● **Task directions**
Which lines of the records below contain the word "basemap"? Report each of them in full.
*** Opening of Record extracts ***
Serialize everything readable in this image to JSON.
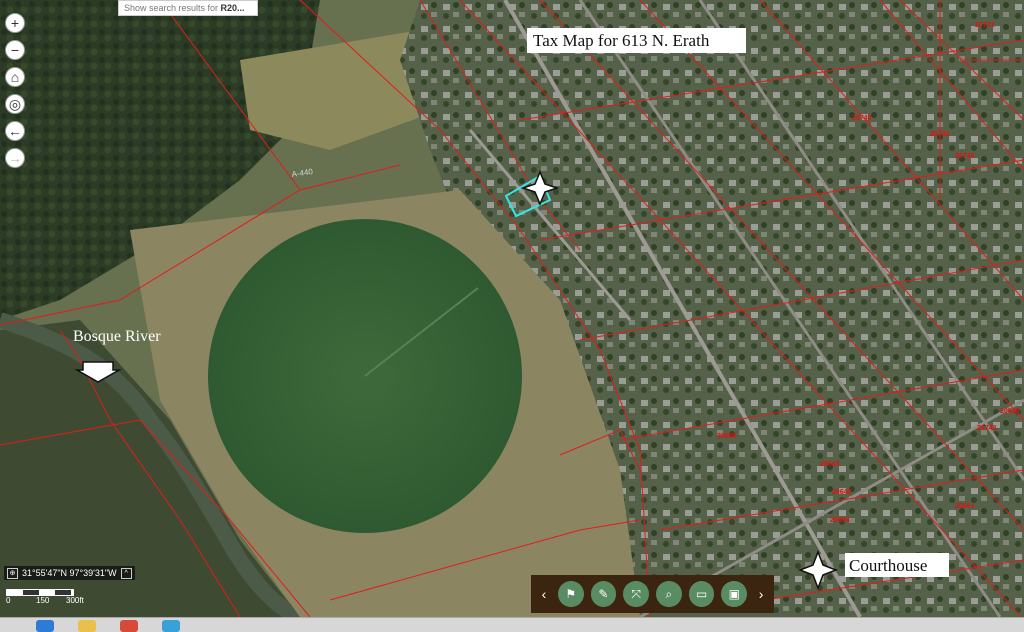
{
  "map": {
    "title": "Tax Map for 613 N. Erath",
    "search_hint_prefix": "Show search results for ",
    "search_hint_term": "R20...",
    "road_label": "A-440",
    "river_label": "Bosque River",
    "courthouse_label": "Courthouse",
    "coordinates": "31°55'47\"N 97°39'31\"W",
    "scale": {
      "zero": "0",
      "mid": "150",
      "end": "300ft"
    },
    "parcel_numbers": [
      "20746",
      "20741",
      "20740",
      "20748",
      "20742",
      "20643",
      "20642",
      "20658",
      "20694",
      "20651",
      "20630"
    ]
  },
  "zoom_controls": [
    {
      "name": "zoom-in-button",
      "glyph": "+",
      "interactable": true
    },
    {
      "name": "zoom-out-button",
      "glyph": "−",
      "interactable": true
    },
    {
      "name": "home-button",
      "glyph": "⌂",
      "interactable": true
    },
    {
      "name": "locate-button",
      "glyph": "◎",
      "interactable": true
    },
    {
      "name": "back-button",
      "glyph": "←",
      "interactable": true
    },
    {
      "name": "forward-button",
      "glyph": "→",
      "interactable": false
    }
  ],
  "toolbar": {
    "prev": "‹",
    "next": "›",
    "buttons": [
      {
        "name": "bookmark-tool-button",
        "icon": "bookmark-icon",
        "glyph": "⚑"
      },
      {
        "name": "draw-tool-button",
        "icon": "pencil-icon",
        "glyph": "✎"
      },
      {
        "name": "measure-tool-button",
        "icon": "measure-icon",
        "glyph": "⤧"
      },
      {
        "name": "query-tool-button",
        "icon": "zoom-search-icon",
        "glyph": "⌕"
      },
      {
        "name": "basemap-tool-button",
        "icon": "basemap-icon",
        "glyph": "▭"
      },
      {
        "name": "print-tool-button",
        "icon": "print-icon",
        "glyph": "▣"
      }
    ]
  },
  "colors": {
    "parcel_line": "#e21c1c",
    "selected_parcel": "#35e6e6",
    "pivot_field": "#3f6b3a",
    "toolbar_bg": "#3b2510",
    "toolbar_button": "#5a8c63"
  }
}
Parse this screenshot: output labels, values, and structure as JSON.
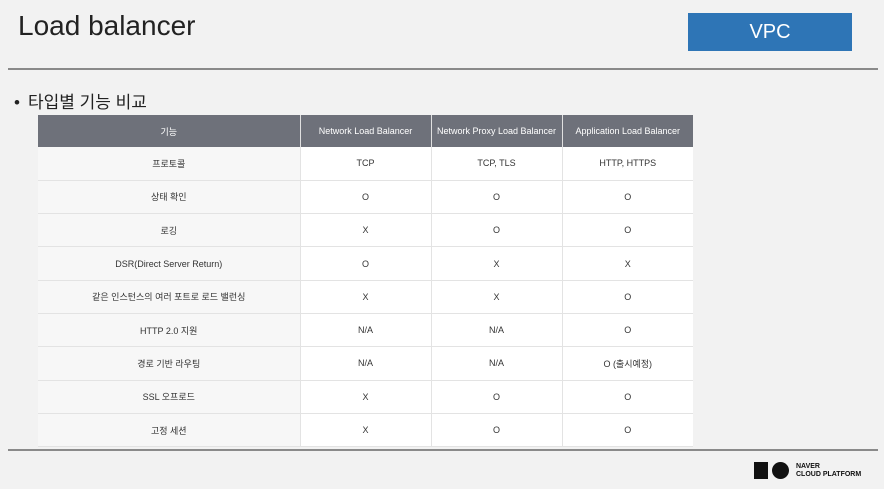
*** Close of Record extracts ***
● **Your solution**
        "name": "basemap-tool-button",
        "icon": "basemap-icon",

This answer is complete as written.